(Beginning of RECORDS)

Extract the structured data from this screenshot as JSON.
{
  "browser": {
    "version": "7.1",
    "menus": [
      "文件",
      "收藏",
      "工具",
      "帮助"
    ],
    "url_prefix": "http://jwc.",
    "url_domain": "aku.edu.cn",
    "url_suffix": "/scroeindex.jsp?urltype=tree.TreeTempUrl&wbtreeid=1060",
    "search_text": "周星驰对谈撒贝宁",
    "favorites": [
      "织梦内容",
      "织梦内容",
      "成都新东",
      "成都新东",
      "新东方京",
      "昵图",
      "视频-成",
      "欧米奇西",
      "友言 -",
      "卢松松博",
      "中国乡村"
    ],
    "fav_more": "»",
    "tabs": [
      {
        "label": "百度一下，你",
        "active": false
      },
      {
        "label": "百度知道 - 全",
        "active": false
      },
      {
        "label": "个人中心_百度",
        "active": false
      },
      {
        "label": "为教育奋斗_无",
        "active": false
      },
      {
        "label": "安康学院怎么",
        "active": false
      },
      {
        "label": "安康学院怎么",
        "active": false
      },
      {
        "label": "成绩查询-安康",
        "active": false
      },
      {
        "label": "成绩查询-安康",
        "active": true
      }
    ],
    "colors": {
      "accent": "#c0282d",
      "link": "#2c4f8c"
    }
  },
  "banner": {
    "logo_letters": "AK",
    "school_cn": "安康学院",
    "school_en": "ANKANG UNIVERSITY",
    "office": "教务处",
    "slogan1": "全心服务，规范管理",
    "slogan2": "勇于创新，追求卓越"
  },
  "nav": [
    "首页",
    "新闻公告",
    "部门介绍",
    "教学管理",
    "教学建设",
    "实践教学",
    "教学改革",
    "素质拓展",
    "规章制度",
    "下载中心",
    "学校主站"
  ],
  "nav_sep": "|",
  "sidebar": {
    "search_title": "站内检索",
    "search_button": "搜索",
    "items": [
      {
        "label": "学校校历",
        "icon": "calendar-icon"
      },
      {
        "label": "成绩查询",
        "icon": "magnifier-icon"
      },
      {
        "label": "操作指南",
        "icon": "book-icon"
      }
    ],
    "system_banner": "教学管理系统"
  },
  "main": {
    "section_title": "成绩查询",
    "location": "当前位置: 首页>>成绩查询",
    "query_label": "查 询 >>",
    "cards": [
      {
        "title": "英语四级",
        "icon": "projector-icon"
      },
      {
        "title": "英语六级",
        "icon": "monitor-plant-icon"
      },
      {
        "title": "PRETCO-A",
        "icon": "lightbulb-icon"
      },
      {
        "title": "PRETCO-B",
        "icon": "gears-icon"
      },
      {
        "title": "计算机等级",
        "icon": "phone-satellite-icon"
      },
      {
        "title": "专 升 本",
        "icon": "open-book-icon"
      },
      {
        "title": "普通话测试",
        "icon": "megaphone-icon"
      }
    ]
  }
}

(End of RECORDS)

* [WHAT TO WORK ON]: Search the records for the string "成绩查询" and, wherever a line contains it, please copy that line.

* [OUTPUT FOR THIS EXERCISE]:
        "label": "成绩查询-安康",
        "label": "成绩查询-安康",
        "label": "成绩查询",
    "section_title": "成绩查询",
    "location": "当前位置: 首页>>成绩查询",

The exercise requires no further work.